1) is the relationship one to which the principles of vicarious liability may attach; and

2) whether the act (or omission) in question was within the scope of that relationship.

Liability is imposed on one party (usually an employer) not because of any personal fault but on the basis that he should compensate those who are injured by the negligent activities of his employees. The assumption is that the employer is best able to spread the risk by pricing and insurance and therefore better able to bear that risk. Consequently he is encouraged to control the risk.

As to the second part of the test, the employer was held liable for the wrongdoing of the employee in the course of his employment though in recent cases liability has been extended by the Huse of Lords to wrongs so closely connected with his employment that it would be fair and just to hold the employer vicariously liable: Lister v Hesley Hall in which it was held that the proprietor of a boarding school was vicariously liable for abuse committed by its employee.
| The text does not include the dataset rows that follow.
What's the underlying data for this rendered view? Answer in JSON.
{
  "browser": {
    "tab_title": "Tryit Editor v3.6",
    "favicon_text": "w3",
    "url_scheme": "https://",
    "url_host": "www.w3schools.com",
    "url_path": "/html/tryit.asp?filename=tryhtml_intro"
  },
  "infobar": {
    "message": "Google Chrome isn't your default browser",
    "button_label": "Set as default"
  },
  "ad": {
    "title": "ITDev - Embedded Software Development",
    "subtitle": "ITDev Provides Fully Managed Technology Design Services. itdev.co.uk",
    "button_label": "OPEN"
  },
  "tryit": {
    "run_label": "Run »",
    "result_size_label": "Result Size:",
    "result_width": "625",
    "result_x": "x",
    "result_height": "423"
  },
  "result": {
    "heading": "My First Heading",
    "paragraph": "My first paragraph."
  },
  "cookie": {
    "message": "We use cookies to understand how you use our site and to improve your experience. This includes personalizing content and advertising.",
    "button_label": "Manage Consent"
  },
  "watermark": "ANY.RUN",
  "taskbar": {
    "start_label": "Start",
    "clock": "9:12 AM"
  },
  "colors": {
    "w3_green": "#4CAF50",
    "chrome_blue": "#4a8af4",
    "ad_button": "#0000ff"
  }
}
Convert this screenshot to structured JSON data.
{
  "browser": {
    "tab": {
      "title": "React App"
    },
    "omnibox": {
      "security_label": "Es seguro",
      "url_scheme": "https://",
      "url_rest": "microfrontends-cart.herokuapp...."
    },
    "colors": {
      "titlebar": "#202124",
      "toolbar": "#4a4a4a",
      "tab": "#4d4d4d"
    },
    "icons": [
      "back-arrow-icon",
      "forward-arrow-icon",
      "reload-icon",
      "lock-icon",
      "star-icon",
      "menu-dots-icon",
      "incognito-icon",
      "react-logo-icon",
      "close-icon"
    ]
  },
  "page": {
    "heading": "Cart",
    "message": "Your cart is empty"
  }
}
In MAGA v RC Archdiocese of Birmingham the Archdiocese conceded that, on the stage test, a priest involved in sexual abuse could be regarded as an employee even though, technically, an “office holder” but contested liability on the second stage test. The Court of Appeal held that the Archdiocese was vicariously liable under the close connection test.

That concession as to the relationship was not made in the recent case of JGE v Portsmouth RC Diocesan Trust. It was fought on the first stage test and it was strongly argued that the relationship between the diocese and the priest was not akin to employment in that the Diocese was not in position to exercise control over the priest who had committed acts of rape and sexual abuse. Appointments of priests were made verbally, the terms and conditions being derived from canon law. There was no effective control over a priest and the bishop was not in a position to give directions. The priest received no financial support from the diocese. The priest was the ‘holder of an office’ rather than an ’employee’.

Nevertheless Mr Justice MacDuff held that the Diocese should be held responsible for the ‘actions which they initiated by the appointment’.